Bill Sharman, an eight-time All-Star who led the Lakers to their first NBA championship in Los Angeles, died Friday morning at his Southern California home.
Sharman "passed away peacefully" at his home in Redondo Beach, according to a statement from the team.
"Today is a sad day for anyone who loves and cares about the Lakers," said Lakers President Jeanie Buss. "As our head coach, Bill led us to our first championship in Los Angeles, and he was an important contributor to the 10 championship teams that followed."
Sharman remained a member of the Lakers organization for four decades, serving as head coach, general manager and president and special consultant. He joined the organization as head coach for the 1971-72 season and led the team to its first title in LA after relocating from Minneapolis.

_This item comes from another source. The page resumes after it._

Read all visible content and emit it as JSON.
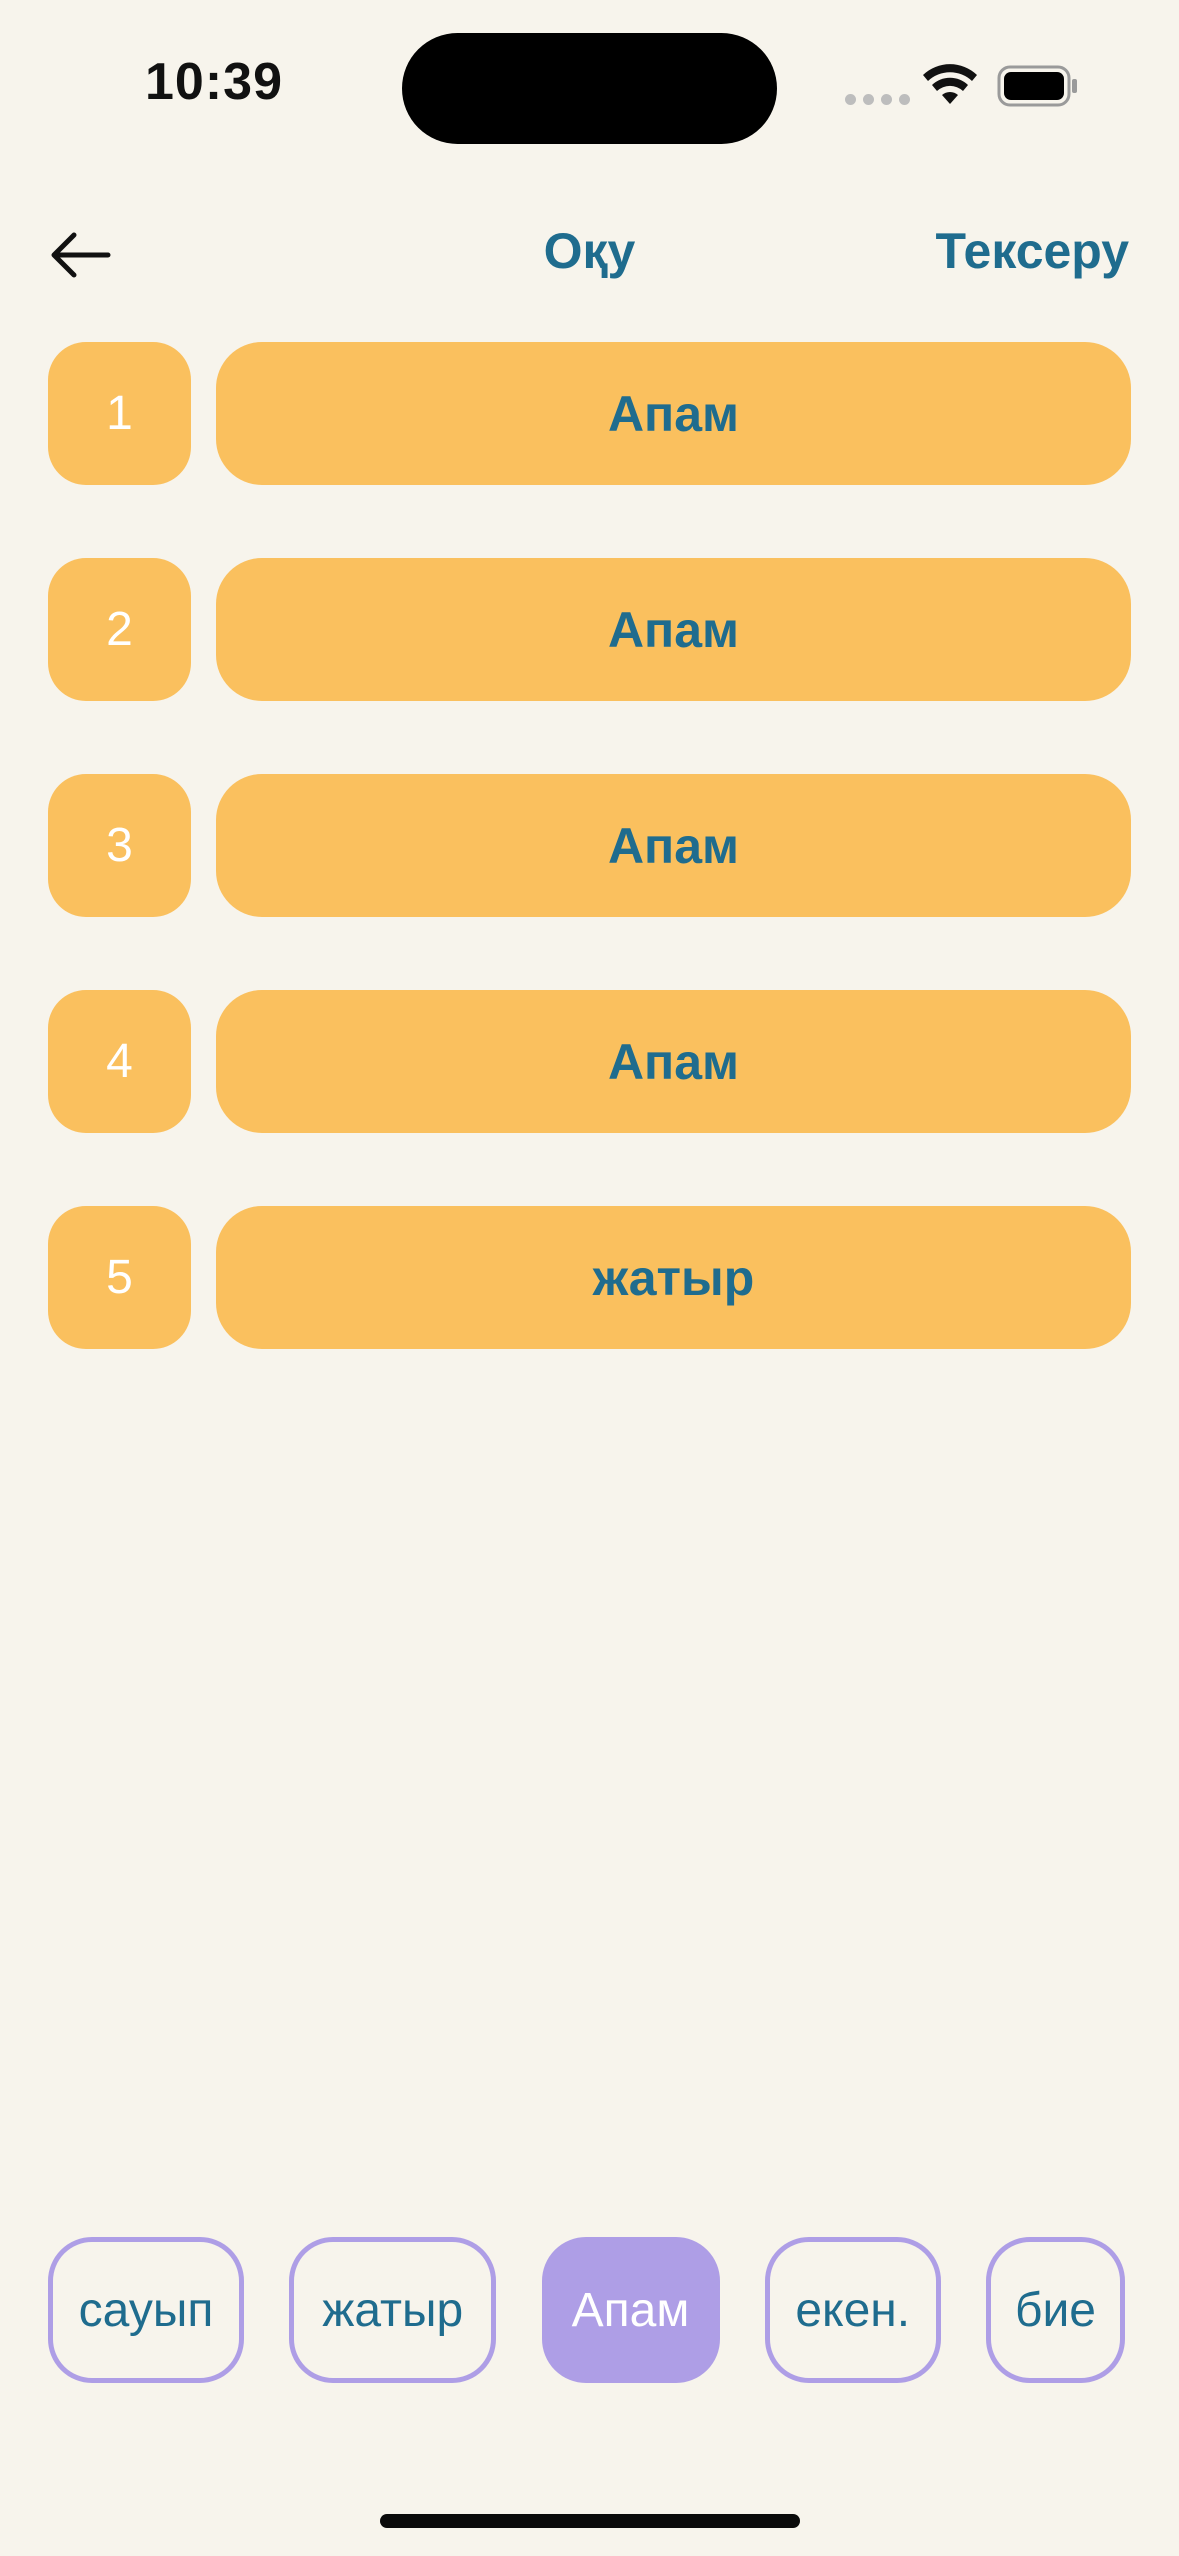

The team won 69 games that season -- a then-NBA record that still stands as the Lakers single-season win record. The team's stunning run included a record 33-game win streak.
"His importance to Dr. Buss and our family, and for the last 42 years to the Lakers organization, cannot be measured in words," Jeannie Buss said. "His knowledge and passion for the game were unsurpassed, and the Lakers and our fans were beneficiaries of that. Despite his greatness as a player, coach and executive, Bill was one of the sweetest, nicest and most humble people I've ever known. He was truly one of a kind."

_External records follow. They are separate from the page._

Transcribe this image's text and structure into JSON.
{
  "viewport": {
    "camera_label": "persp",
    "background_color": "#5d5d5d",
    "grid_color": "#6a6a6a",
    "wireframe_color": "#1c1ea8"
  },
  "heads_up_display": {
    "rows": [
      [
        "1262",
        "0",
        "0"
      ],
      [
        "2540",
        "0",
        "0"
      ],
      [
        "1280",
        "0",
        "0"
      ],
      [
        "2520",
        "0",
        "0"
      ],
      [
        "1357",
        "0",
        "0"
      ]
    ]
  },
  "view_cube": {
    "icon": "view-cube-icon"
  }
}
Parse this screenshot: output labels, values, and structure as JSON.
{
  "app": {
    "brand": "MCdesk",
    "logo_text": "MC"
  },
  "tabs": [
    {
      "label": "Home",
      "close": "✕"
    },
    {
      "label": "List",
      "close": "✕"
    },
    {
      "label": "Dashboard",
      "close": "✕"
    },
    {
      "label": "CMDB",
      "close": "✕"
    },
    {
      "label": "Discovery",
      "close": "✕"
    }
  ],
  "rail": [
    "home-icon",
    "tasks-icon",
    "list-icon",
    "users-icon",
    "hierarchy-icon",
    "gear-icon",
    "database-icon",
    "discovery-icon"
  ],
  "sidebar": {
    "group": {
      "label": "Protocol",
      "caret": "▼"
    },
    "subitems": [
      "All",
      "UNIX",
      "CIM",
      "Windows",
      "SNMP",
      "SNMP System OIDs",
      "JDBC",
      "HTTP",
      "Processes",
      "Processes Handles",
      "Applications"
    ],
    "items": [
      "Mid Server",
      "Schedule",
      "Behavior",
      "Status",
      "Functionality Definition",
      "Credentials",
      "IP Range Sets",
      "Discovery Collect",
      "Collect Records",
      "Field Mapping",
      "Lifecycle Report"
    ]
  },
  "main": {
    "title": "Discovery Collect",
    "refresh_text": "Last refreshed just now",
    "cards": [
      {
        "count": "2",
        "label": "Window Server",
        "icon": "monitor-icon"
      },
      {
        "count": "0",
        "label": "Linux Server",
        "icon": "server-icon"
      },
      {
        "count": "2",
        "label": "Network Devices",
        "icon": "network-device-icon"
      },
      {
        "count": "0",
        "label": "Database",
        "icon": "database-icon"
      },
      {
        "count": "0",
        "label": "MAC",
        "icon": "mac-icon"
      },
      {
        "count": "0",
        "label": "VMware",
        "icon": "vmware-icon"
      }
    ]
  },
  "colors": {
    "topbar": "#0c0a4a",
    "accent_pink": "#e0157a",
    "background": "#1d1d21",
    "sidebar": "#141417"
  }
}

Sharman's success as an NBA player -- he was elected to the Hall of Fame in 1976 -- came as a member of the rival Boston Celtics, but his roots were firmly planted in California. He was born in Abilene, Texas, but grew up in Lomita and attended Narbonne High School in Harbor City before attending the University of Southern California, where he excelled at basketball and baseball.
A pure shooter, one of his era's best, Sharman led the league in freethrow percentage for a record seven seasons during his 11-year professional career. Teaming with Bob Cousy in the backcourt, Sharman won four titles with the Celtics.
He retired in 1961 as a player and went to win titles in three professional basketball leagues -- the American Basketball League, American Basketball Association and the NBA. The 1972 title run record of 69-13 stood as the league's best until the 1995-96 Chicago Bulls went 72-10.